  • Cage Furniture

Newspaper should be on the bottom of the cage. Do not use special bedding material such as corncob, walnut, or wood chip bedding since they can grow a dangerous fungus that can kill your bird. Perches should be appropriate to the size of the bird. They should also be varied in size, shape, and material in order to exercise your bird’s feet (e.g.: Wild Walk perches). Avoid round dowel rods as well as cement and sandpaper covered perches. These perches tend to cause sores on the bottoms of the feet and they are not very effective at keeping the nails short.

  • Size and Type of Cage

Minimum cage size for one bird (assumes some time spent out of cage):

Type of BirdMinimum Cage Size
Budgie17” W x 17” L
Cockatiel/Small Conure20” W x 20” L
Large Conure/Pionus24” W x 24” L
Amazon Parrot30” W x 30” L
Blue & Gold Macaw36” W x 36” L

Good cage brands include: California Cages, Animal Environments, Neon, and King Cages.
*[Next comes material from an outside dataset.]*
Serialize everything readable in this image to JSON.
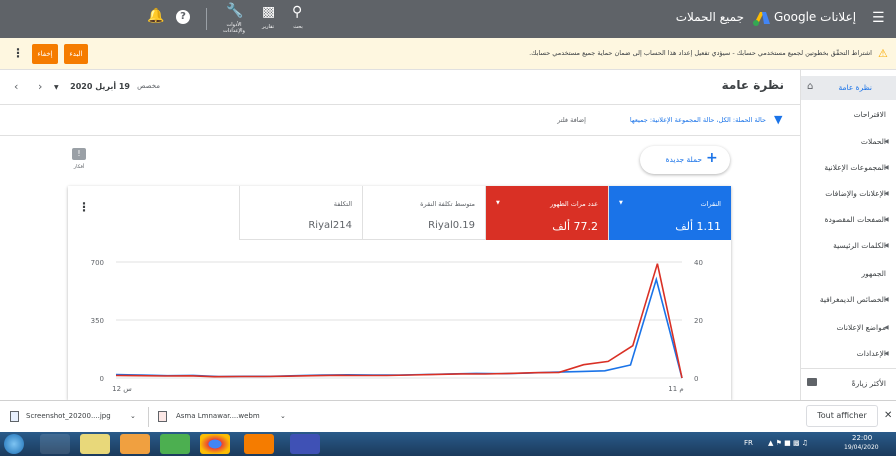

  1. Wing trimming is recommended for birds in most households due to the difficulty in bird-proofing the home.

Trimming the wings also helps keep your bird hand tame. However, some birds do well if left flighted. The bird needs to be repeatedly shown that the glass and the mirrors are hard by tapping the glass/mirror with your hand and letting the bird get close enough to touch the surface with his beak. All ceiling fan wall switches should be taped down so they can’t accidentally be turned on- The bird should be confined to his cage during cooking or other hazardous activities and the toilet seat needs to be kept down. Other household pets may need to be confined while the bird is out.

  • Toenails

Should not be allowed to overgrow because birds an accidentally rip their toenails off if the nails are overgrown.

  • Beaks

May or may not need to be groomed depending on how much chewing the bird does and if they are on a good diet. Beaks will overgrow due to malnutrition from seed diets and liver disease.

  • Bathing

Preferences vary with the bird. Some prefer being misted with water or showering with the owner and others to play in a clean sink with lightly flowing water or even in a bowl of wet lettuce leaves. South American parrots can bathe daily but African Greys, Cockatiels should be misted once weekly. Parrots should only be bathed in water. However, white Cockatoos can be lightly bathed with Johnson’s baby shampoo to remove built up oil from handling.


Birds need 10-12 hours of sleep in a quiet, dark room every night. This can be accomplished by having a separate birdcage in a room away from the TV and other family noises.

Good Bird Resources

Magazine:  Pet Bid Report (www.petbirdreport.com)

Books:     Companion Parrot Handbook by Sally Blanchard

My Parrot, My Friend: An Owner’s Guide to Parrot Behavior by Bonnie Munro Boane

Guide to a Well-Behaved Parrot by Mattie Sue Athan

Catalogue: Birdalog (www.birdalog.com)